    Documentation is a little bit outdated on this matter. The ssma_oracle schema indeed used to be in the sysdb, thus making it one per server, as all of the functions are the same and can be easily shared across multiple migrated databases on the server. Once we introduced Azure SQL Database support, we had to pull the schema in each and every database, as Azure SQL DB does not support cross-database queries. In Azure SQL Database you are not going to get any sysdb at all, because it won't be accessible from anything but the sysdb itself, which makes it pointless. Supporting two different approaches for on-premises SQL Server and Azure SQL Database would be too much maintenance, so we decided to just create schema in the converted database for all supported SQL targets.

    Sysdb is created by extension pack when you install it on the on-premises SQL Server and hosts components necessary for server-side data migration and tester.

    Extension Pack itself is not supported on Azure SQL DB or Azure SQL Data Warehouse. That's it - you cannot install it there. We have limited support for Azure SQL Database Managed Instance. "Limited support" means you cannot use server-side data migration or tester features, but there is one more key component in the extension pack that drastically improves conversion capabilities, which we can use on Managed Instance. To emulate Oracle's autonomous transactions, package initialization (default values for packaged variables) and more - we have a set of extended stored procedures, which are being installed as part of Extension Pack.

    This essentially gives us following components that are installed with Extension Pack for Oracle:
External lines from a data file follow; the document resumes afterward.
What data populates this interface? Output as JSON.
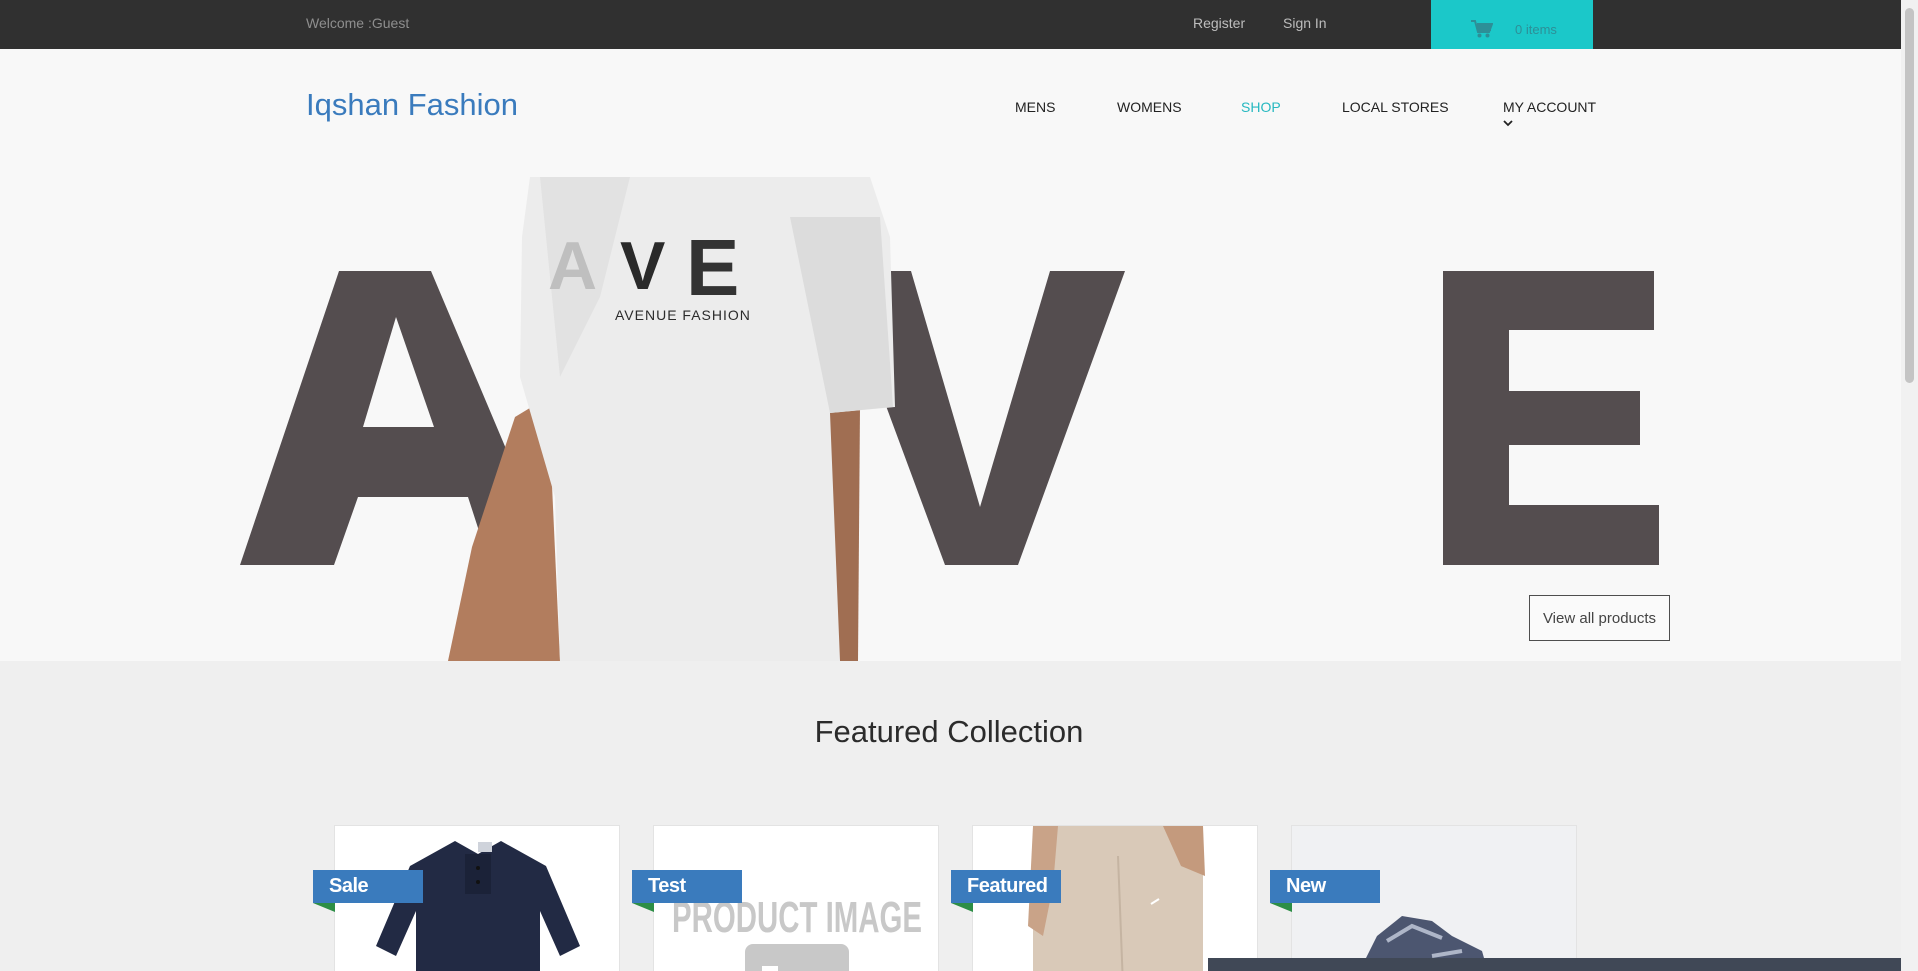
{
  "topbar": {
    "welcome": "Welcome :Guest",
    "register": "Register",
    "sign_in": "Sign In",
    "cart_label": "0 items",
    "cart_icon": "cart-icon"
  },
  "header": {
    "brand": "Iqshan Fashion",
    "nav": [
      "MENS",
      "WOMENS",
      "SHOP",
      "LOCAL STORES",
      "MY ACCOUNT"
    ],
    "active_nav": "SHOP"
  },
  "hero": {
    "letters": [
      "A",
      "V",
      "E"
    ],
    "shirt_print_letters": [
      "A",
      "V",
      "E"
    ],
    "shirt_print_text": "AVENUE FASHION",
    "view_all": "View all products"
  },
  "featured": {
    "title": "Featured Collection",
    "products": [
      {
        "badge": "Sale",
        "image": "navy-polo-shirt"
      },
      {
        "badge": "Test",
        "image": "product-image-placeholder",
        "placeholder_text": "PRODUCT IMAGE"
      },
      {
        "badge": "Featured",
        "image": "beige-sweatpants"
      },
      {
        "badge": "New",
        "image": "grey-sneaker"
      }
    ]
  },
  "colors": {
    "topbar": "#303030",
    "brand": "#3a7bbd",
    "accent": "#1bc8c9",
    "hero_letters": "#544d4f",
    "badge": "#3a7bbd"
  }
}
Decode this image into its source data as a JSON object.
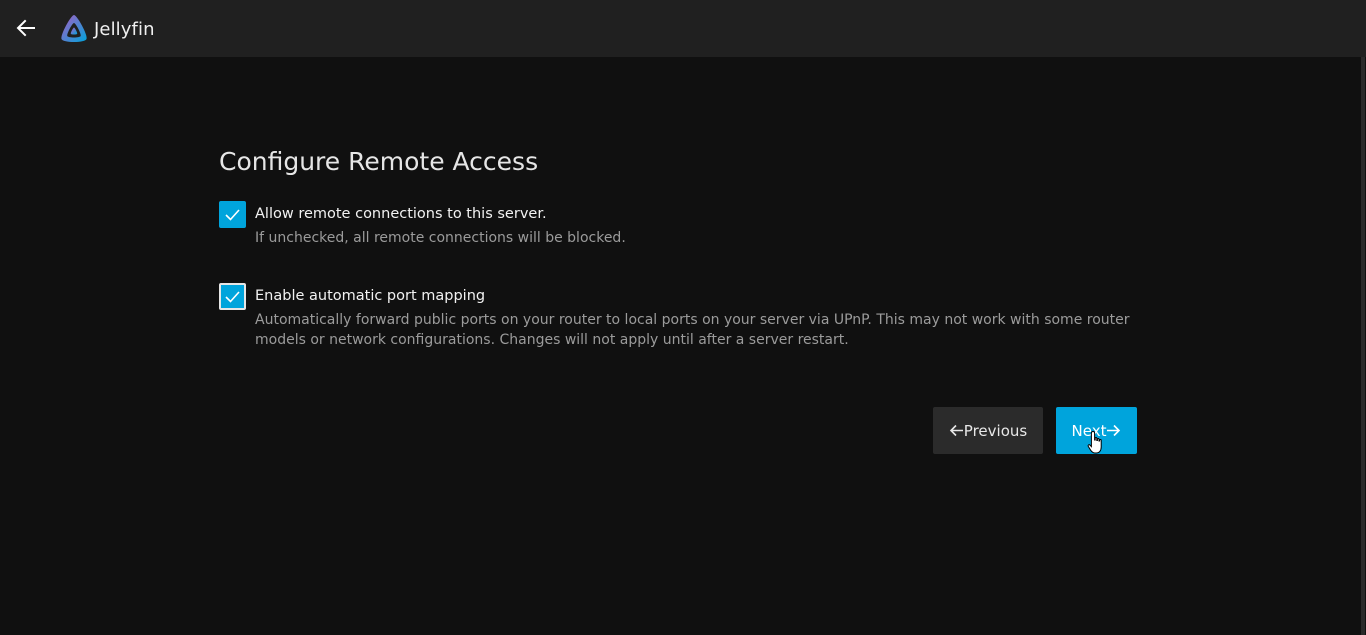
{
  "app": {
    "name": "Jellyfin"
  },
  "header": {
    "back_icon": "arrow-left-icon",
    "logo_icon": "jellyfin-logo-icon",
    "logo_text": "Jellyfin"
  },
  "page": {
    "title": "Configure Remote Access"
  },
  "options": [
    {
      "label": "Allow remote connections to this server.",
      "description": "If unchecked, all remote connections will be blocked.",
      "checked": true
    },
    {
      "label": "Enable automatic port mapping",
      "description": "Automatically forward public ports on your router to local ports on your server via UPnP. This may not work with some router models or network configurations. Changes will not apply until after a server restart.",
      "checked": true
    }
  ],
  "buttons": {
    "previous_label": "Previous",
    "next_label": "Next"
  },
  "colors": {
    "accent": "#00a4dc",
    "background": "#101010",
    "header": "#202020",
    "secondary_button": "#2b2b2b"
  }
}
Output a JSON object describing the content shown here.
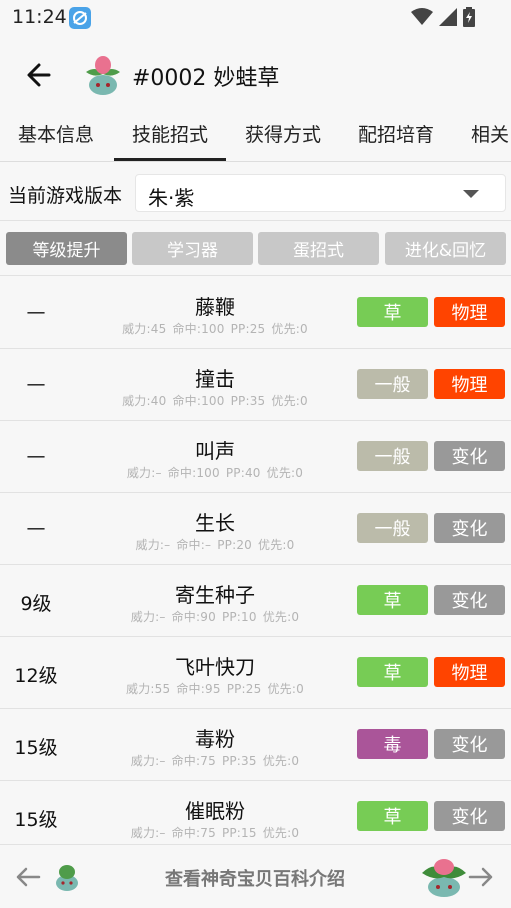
{
  "status_bar": {
    "time": "11:24"
  },
  "header": {
    "title": "#0002 妙蛙草"
  },
  "tabs": [
    {
      "label": "基本信息",
      "active": false
    },
    {
      "label": "技能招式",
      "active": true
    },
    {
      "label": "获得方式",
      "active": false
    },
    {
      "label": "配招培育",
      "active": false
    },
    {
      "label": "相关",
      "active": false
    }
  ],
  "version": {
    "label": "当前游戏版本",
    "value": "朱·紫"
  },
  "filters": [
    {
      "label": "等级提升",
      "active": true
    },
    {
      "label": "学习器",
      "active": false
    },
    {
      "label": "蛋招式",
      "active": false
    },
    {
      "label": "进化&回忆",
      "active": false
    }
  ],
  "colors": {
    "grass": "#77cc55",
    "normal": "#bbbbaa",
    "poison": "#aa5599",
    "physical": "#ff4400",
    "status": "#999999"
  },
  "moves": [
    {
      "level": "—",
      "name": "藤鞭",
      "power": "威力:45",
      "accuracy": "命中:100",
      "pp": "PP:25",
      "priority": "优先:0",
      "type": "草",
      "type_color": "#77cc55",
      "category": "物理",
      "category_color": "#ff4400"
    },
    {
      "level": "—",
      "name": "撞击",
      "power": "威力:40",
      "accuracy": "命中:100",
      "pp": "PP:35",
      "priority": "优先:0",
      "type": "一般",
      "type_color": "#bbbbaa",
      "category": "物理",
      "category_color": "#ff4400"
    },
    {
      "level": "—",
      "name": "叫声",
      "power": "威力:–",
      "accuracy": "命中:100",
      "pp": "PP:40",
      "priority": "优先:0",
      "type": "一般",
      "type_color": "#bbbbaa",
      "category": "变化",
      "category_color": "#999999"
    },
    {
      "level": "—",
      "name": "生长",
      "power": "威力:–",
      "accuracy": "命中:–",
      "pp": "PP:20",
      "priority": "优先:0",
      "type": "一般",
      "type_color": "#bbbbaa",
      "category": "变化",
      "category_color": "#999999"
    },
    {
      "level": "9级",
      "name": "寄生种子",
      "power": "威力:–",
      "accuracy": "命中:90",
      "pp": "PP:10",
      "priority": "优先:0",
      "type": "草",
      "type_color": "#77cc55",
      "category": "变化",
      "category_color": "#999999"
    },
    {
      "level": "12级",
      "name": "飞叶快刀",
      "power": "威力:55",
      "accuracy": "命中:95",
      "pp": "PP:25",
      "priority": "优先:0",
      "type": "草",
      "type_color": "#77cc55",
      "category": "物理",
      "category_color": "#ff4400"
    },
    {
      "level": "15级",
      "name": "毒粉",
      "power": "威力:–",
      "accuracy": "命中:75",
      "pp": "PP:35",
      "priority": "优先:0",
      "type": "毒",
      "type_color": "#aa5599",
      "category": "变化",
      "category_color": "#999999"
    },
    {
      "level": "15级",
      "name": "催眠粉",
      "power": "威力:–",
      "accuracy": "命中:75",
      "pp": "PP:15",
      "priority": "优先:0",
      "type": "草",
      "type_color": "#77cc55",
      "category": "变化",
      "category_color": "#999999"
    }
  ],
  "bottom": {
    "link": "查看神奇宝贝百科介绍"
  }
}
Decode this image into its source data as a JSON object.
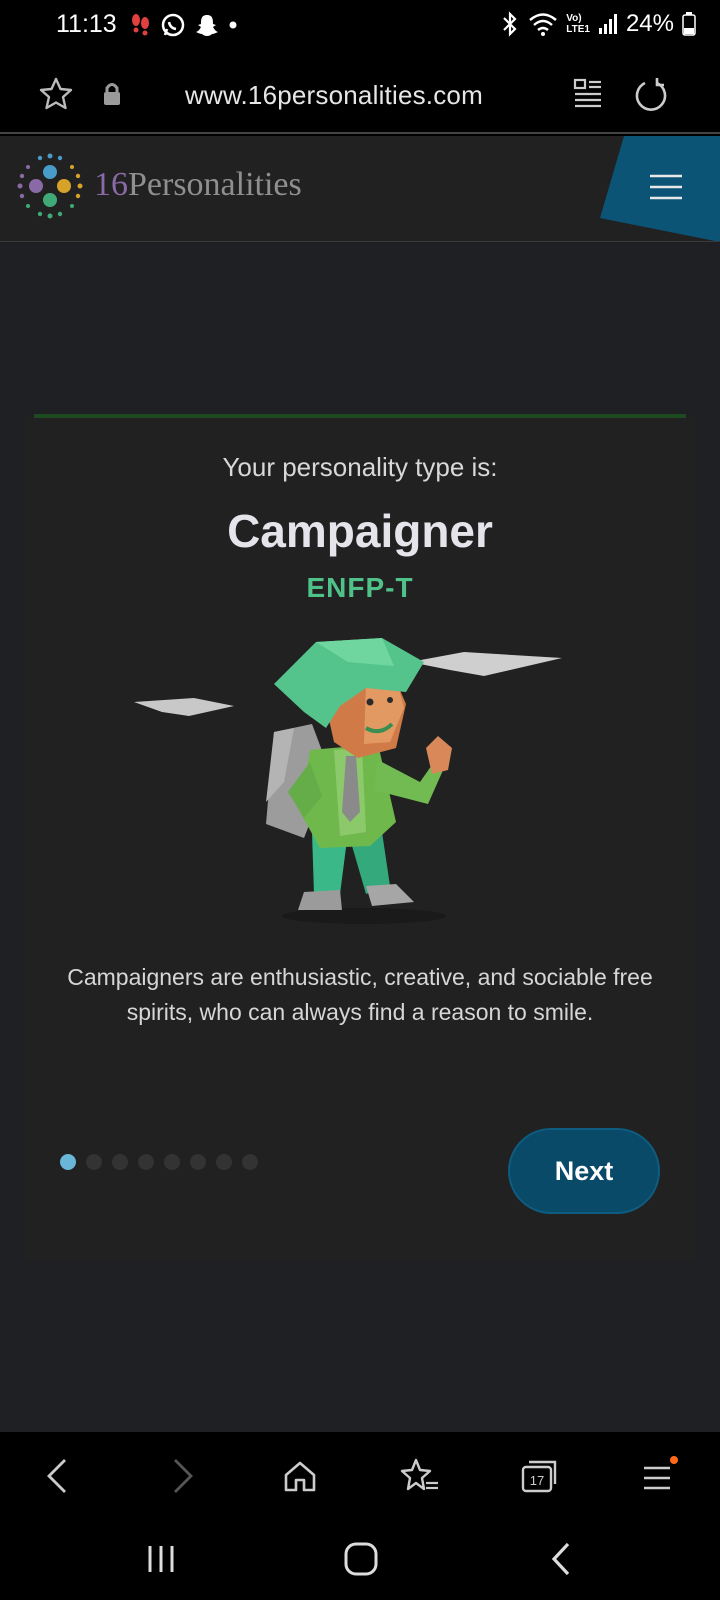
{
  "status_bar": {
    "time": "11:13",
    "battery": "24%",
    "network_label_top": "Vo)",
    "network_label_bottom": "LTE1"
  },
  "browser": {
    "url": "www.16personalities.com"
  },
  "site": {
    "brand_number": "16",
    "brand_name": "Personalities",
    "accent_color": "#0b5476"
  },
  "result": {
    "intro": "Your personality type is:",
    "type_name": "Campaigner",
    "type_code": "ENFP-T",
    "description": "Campaigners are enthusiastic, creative, and sociable free spirits, who can always find a reason to smile.",
    "next_label": "Next",
    "pagination": {
      "total": 8,
      "current": 1
    }
  },
  "toolbar": {
    "tab_count": "17",
    "icons": [
      "back-icon",
      "forward-icon",
      "home-icon",
      "bookmarks-icon",
      "tabs-icon",
      "menu-icon"
    ]
  },
  "system_nav": {
    "icons": [
      "recents-icon",
      "home-icon",
      "back-icon"
    ]
  }
}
    1. sysdb with components necessary for server-side data migration
    2. ssmatesterdb to support tester features of the SSMA client tool
    3. Extended stored procedures (XPs) to support conversion of autonomous transactions, packaged functions, etc.

    After you done with your migration and move to production you can remove/uninstall (1) and (2), but not (3), so extension pack cannot be removed completely. But if your target is Azure SQL Database or Data Warehouse, then it's not even a question, as you can't install Extension Pack there.

    I hope this answers your question.

    Regards,
    Alex.

    Monday, December 23, 2019 8:54 PM